● Exercise requirements
All records after this line are to be returned verbatim.

·····

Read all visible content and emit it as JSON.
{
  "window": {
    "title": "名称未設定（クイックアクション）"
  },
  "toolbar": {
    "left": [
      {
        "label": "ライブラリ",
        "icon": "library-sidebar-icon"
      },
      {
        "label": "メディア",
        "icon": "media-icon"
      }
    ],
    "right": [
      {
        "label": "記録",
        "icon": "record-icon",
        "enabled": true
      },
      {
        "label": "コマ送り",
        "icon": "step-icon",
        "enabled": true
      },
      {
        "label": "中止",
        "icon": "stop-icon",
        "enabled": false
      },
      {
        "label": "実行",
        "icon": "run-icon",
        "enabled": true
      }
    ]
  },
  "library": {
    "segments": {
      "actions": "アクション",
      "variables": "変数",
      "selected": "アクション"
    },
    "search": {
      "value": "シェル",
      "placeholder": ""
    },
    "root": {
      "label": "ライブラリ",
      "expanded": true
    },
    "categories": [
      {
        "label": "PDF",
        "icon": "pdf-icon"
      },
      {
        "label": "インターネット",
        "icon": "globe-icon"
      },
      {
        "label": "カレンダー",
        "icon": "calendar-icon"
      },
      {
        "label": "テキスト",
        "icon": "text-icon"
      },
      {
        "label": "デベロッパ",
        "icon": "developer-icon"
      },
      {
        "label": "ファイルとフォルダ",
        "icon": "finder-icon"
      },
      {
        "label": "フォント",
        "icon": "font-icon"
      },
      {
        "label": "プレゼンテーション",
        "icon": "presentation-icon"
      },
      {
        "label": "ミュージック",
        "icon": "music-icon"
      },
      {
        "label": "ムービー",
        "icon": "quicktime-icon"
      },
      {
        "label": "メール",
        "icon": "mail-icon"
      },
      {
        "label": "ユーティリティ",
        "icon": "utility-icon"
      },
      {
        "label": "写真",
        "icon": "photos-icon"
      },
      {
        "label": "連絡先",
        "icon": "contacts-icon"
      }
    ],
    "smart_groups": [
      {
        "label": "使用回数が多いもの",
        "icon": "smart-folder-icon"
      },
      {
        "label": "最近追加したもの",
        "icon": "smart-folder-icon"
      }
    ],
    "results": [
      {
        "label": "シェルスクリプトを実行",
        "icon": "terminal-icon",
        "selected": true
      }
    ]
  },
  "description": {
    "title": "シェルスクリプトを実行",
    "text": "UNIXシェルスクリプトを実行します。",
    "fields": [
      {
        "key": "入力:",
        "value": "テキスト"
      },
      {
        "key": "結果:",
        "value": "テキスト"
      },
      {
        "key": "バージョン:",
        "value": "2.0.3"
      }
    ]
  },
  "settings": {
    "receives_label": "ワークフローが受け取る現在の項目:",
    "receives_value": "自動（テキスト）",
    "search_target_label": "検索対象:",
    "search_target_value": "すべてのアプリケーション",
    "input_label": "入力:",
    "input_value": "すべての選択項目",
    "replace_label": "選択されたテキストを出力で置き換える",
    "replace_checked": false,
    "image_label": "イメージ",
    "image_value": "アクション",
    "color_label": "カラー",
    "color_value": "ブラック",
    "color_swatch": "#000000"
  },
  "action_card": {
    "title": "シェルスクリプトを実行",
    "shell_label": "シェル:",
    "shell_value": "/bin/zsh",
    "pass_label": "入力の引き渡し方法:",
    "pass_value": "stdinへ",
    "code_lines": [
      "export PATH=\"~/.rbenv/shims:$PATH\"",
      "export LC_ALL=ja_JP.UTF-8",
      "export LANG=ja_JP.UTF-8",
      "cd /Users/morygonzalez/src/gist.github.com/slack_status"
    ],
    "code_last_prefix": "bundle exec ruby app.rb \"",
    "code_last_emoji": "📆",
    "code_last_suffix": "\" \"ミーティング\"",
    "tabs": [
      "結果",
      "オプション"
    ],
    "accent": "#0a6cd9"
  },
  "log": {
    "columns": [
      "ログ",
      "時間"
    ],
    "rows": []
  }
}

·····

● Answer for this exercise
Read all visible content and emit it as JSON.
{
  "window": {
    "title": "名称未設定（クイックアクション）"
  },
  "toolbar": {
    "left": [
      {
        "label": "ライブラリ",
        "icon": "library-sidebar-icon"
      },
      {
        "label": "メディア",
        "icon": "media-icon"
      }
    ],
    "right": [
      {
        "label": "記録",
        "icon": "record-icon",
        "enabled": true
      },
      {
        "label": "コマ送り",
        "icon": "step-icon",
        "enabled": true
      },
      {
        "label": "中止",
        "icon": "stop-icon",
        "enabled": false
      },
      {
        "label": "実行",
        "icon": "run-icon",
        "enabled": true
      }
    ]
  },
  "library": {
    "segments": {
      "actions": "アクション",
      "variables": "変数",
      "selected": "アクション"
    },
    "search": {
      "value": "シェル",
      "placeholder": ""
    },
    "root": {
      "label": "ライブラリ",
      "expanded": true
    },
    "categories": [
      {
        "label": "PDF",
        "icon": "pdf-icon"
      },
      {
        "label": "インターネット",
        "icon": "globe-icon"
      },
      {
        "label": "カレンダー",
        "icon": "calendar-icon"
      },
      {
        "label": "テキスト",
        "icon": "text-icon"
      },
      {
        "label": "デベロッパ",
        "icon": "developer-icon"
      },
      {
        "label": "ファイルとフォルダ",
        "icon": "finder-icon"
      },
      {
        "label": "フォント",
        "icon": "font-icon"
      },
      {
        "label": "プレゼンテーション",
        "icon": "presentation-icon"
      },
      {
        "label": "ミュージック",
        "icon": "music-icon"
      },
      {
        "label": "ムービー",
        "icon": "quicktime-icon"
      },
      {
        "label": "メール",
        "icon": "mail-icon"
      },
      {
        "label": "ユーティリティ",
        "icon": "utility-icon"
      },
      {
        "label": "写真",
        "icon": "photos-icon"
      },
      {
        "label": "連絡先",
        "icon": "contacts-icon"
      }
    ],
    "smart_groups": [
      {
        "label": "使用回数が多いもの",
        "icon": "smart-folder-icon"
      },
      {
        "label": "最近追加したもの",
        "icon": "smart-folder-icon"
      }
    ],
    "results": [
      {
        "label": "シェルスクリプトを実行",
        "icon": "terminal-icon",
        "selected": true
      }
    ]
  },
  "description": {
    "title": "シェルスクリプトを実行",
    "text": "UNIXシェルスクリプトを実行します。",
    "fields": [
      {
        "key": "入力:",
        "value": "テキスト"
      },
      {
        "key": "結果:",
        "value": "テキスト"
      },
      {
        "key": "バージョン:",
        "value": "2.0.3"
      }
    ]
  },
  "settings": {
    "receives_label": "ワークフローが受け取る現在の項目:",
    "receives_value": "自動（テキスト）",
    "search_target_label": "検索対象:",
    "search_target_value": "すべてのアプリケーション",
    "input_label": "入力:",
    "input_value": "すべての選択項目",
    "replace_label": "選択されたテキストを出力で置き換える",
    "replace_checked": false,
    "image_label": "イメージ",
    "image_value": "アクション",
    "color_label": "カラー",
    "color_value": "ブラック",
    "color_swatch": "#000000"
  },
  "action_card": {
    "title": "シェルスクリプトを実行",
    "shell_label": "シェル:",
    "shell_value": "/bin/zsh",
    "pass_label": "入力の引き渡し方法:",
    "pass_value": "stdinへ",
    "code_lines": [
      "export PATH=\"~/.rbenv/shims:$PATH\"",
      "export LC_ALL=ja_JP.UTF-8",
      "export LANG=ja_JP.UTF-8",
      "cd /Users/morygonzalez/src/gist.github.com/slack_status"
    ],
    "code_last_prefix": "bundle exec ruby app.rb \"",
    "code_last_emoji": "📆",
    "code_last_suffix": "\" \"ミーティング\"",
    "tabs": [
      "結果",
      "オプション"
    ],
    "accent": "#0a6cd9"
  },
  "log": {
    "columns": [
      "ログ",
      "時間"
    ],
    "rows": []
  }
}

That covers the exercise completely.